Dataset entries

========================================

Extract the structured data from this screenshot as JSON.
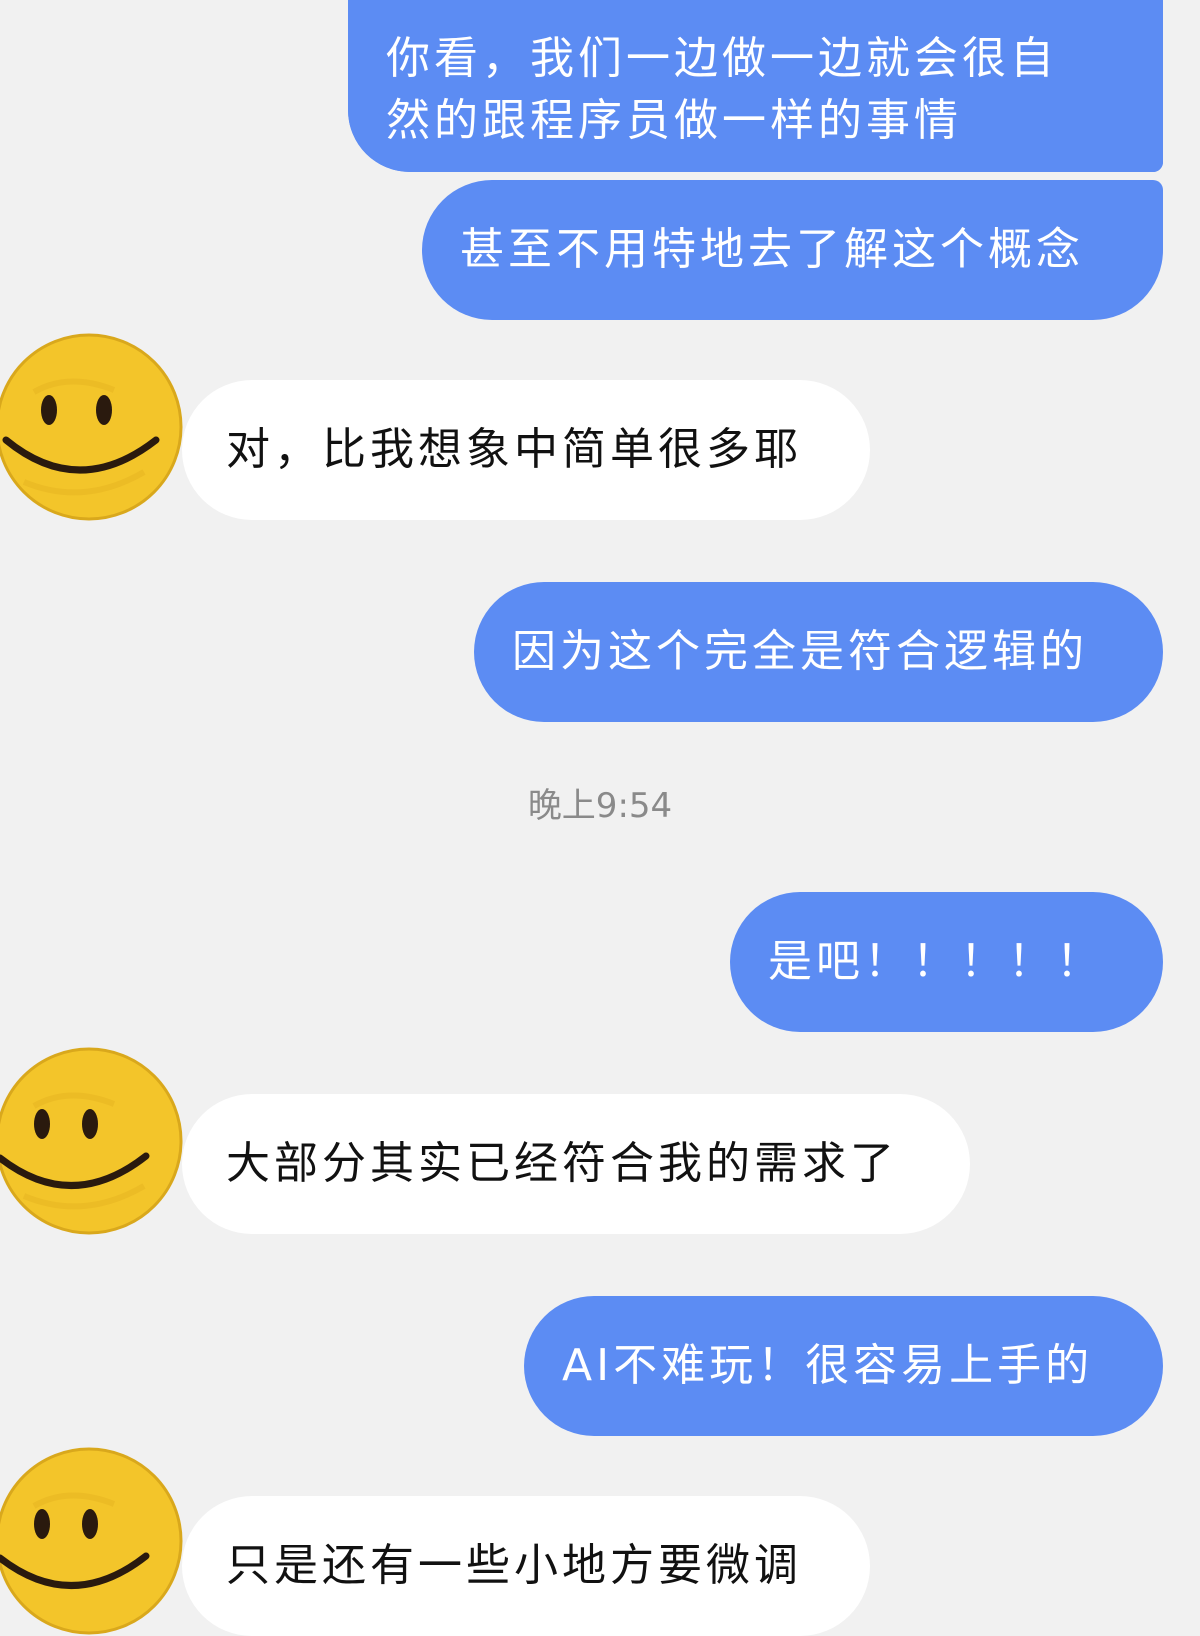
{
  "messages": [
    {
      "side": "out",
      "lines": [
        "你看，我们一边做一边就会很自",
        "然的跟程序员做一样的事情"
      ]
    },
    {
      "side": "out",
      "text": "甚至不用特地去了解这个概念"
    },
    {
      "side": "in",
      "text": "对，比我想象中简单很多耶"
    },
    {
      "side": "out",
      "text": "因为这个完全是符合逻辑的"
    },
    {
      "side": "out",
      "text": "是吧！！！！！"
    },
    {
      "side": "in",
      "text": "大部分其实已经符合我的需求了"
    },
    {
      "side": "out",
      "text": "AI不难玩！很容易上手的"
    },
    {
      "side": "in",
      "text": "只是还有一些小地方要微调"
    }
  ],
  "timestamp": "晚上9:54",
  "avatar_icon": "smiley-face-icon",
  "colors": {
    "background": "#f1f1f1",
    "outgoing_bubble": "#5c8cf3",
    "incoming_bubble": "#ffffff",
    "avatar_yellow": "#f3c52a"
  }
}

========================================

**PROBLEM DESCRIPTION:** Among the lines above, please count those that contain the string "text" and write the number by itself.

**EXERCISE RESULT:** 7